PDVSA Reactivation of normality "withing one month"
O U R A M E R I C A
Havana. December 31, 2002
Government confident PDVSA can be reactivated in one month
CARACAS.— The Venezuelan government has expressed its confidence in
reactivating within a month its vital oil industry, brought to a halt by an
indefinite strike called by individuals involved in the April coup, which
enters its fifth week today.
Meanwhile, the opposition has maintained its mobilizations and asked its
followers not to pay their taxes in an act of civil disobedience, according
Rafael Ramírez, minister of energy, informed the foreign press today that the
government "could reestablish normality" in all operations of the state
Petróleos de Venezuela (PDVSA) "within one month."
Ramírez emphasized that oil production is quickly recovering, having fallen
to an all-time low in the last two weeks after the coup faction forced the
closing of refineries and blocked fuel loading.
Currently, the production of crude stands at "600,000 to 700,000 barrels per
day," and it is calculated to rise to "1.2 million barrels next week," the
In normal conditions, Venezuela — the fifth world exporter of oil — produces
some 2.7 million barrels per day.
Ramírez admitted that the situation remains critical in the refining sector;
however, he affirmed that with the reactivation of El Palito refinery with a
capacity of 130,000 barrels per day, scheduled for 10 days time, the domestic
fuel demand could be met.
Last weekend 520,000 barrels of oil arrived from Brazil and a further 400,000
barrels from Trinidad are expected in the next few days.
Referring to the battle being waged by the government to recommence
operations in PDVSA, Ramírez concluded: "I have no doubt that we are winning
To date the strike has provoked company losses of close to two billion USD,
estimated the minister, adding that the oil stoppage is also affecting the
world energy market through rising prices.

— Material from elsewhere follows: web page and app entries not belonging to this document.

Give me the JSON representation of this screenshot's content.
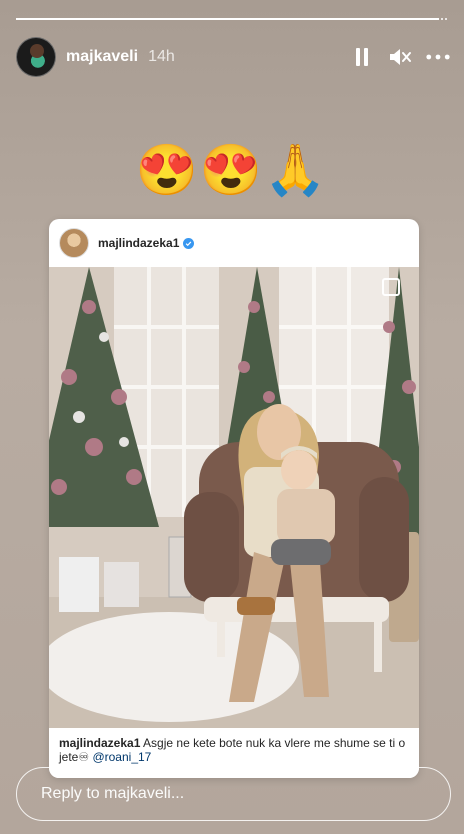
{
  "story": {
    "progress_fraction": 0.98
  },
  "header": {
    "username": "majkaveli",
    "time": "14h",
    "avatar_icon": "profile-avatar"
  },
  "emojis": "😍😍🙏",
  "post": {
    "username": "majlindazeka1",
    "verified": true,
    "caption_user": "majlindazeka1",
    "caption_text": "Asgje ne kete bote nuk ka vlere me shume se ti o jete♾",
    "caption_mention": "@roani_17"
  },
  "reply": {
    "placeholder": "Reply to majkaveli..."
  },
  "colors": {
    "background": "#b3a69c",
    "verified_blue": "#3897f0",
    "mention": "#00376b"
  }
}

While the government pursues its "retaking" of PDVSA 29 days after the
beginning of the strike, the opposition is going ahead with street
mobilizations pressing for Chávez’ resignation.
Carlos Ortega, one of the coup leaders, affirmed in a press conference: "We
Venezuelans are refusing to pay taxes and will be active in all areas that
allow us to continue exerting pressure," AFP cables.
Venezuelan law imposes sanctions on persons evading tax payments or promoting
such action, ANSA recalls.
INCIDENTS OUTSIDE DISIP HEADQUARTERS
Some incidents were recorded on Monday outside the headquarters of the
Venezuelan Security and Prevention Department (DISIP) involving opposition
demonstrators and people from nearby popular barrios, Prensa Latina reports.
Opposition forces were violently protesting at the arrest of Carlos Alfonso
Martínez, divisional general of the National Guard, linked to the coup d’état
last April, subject to investigation and currently detained on civil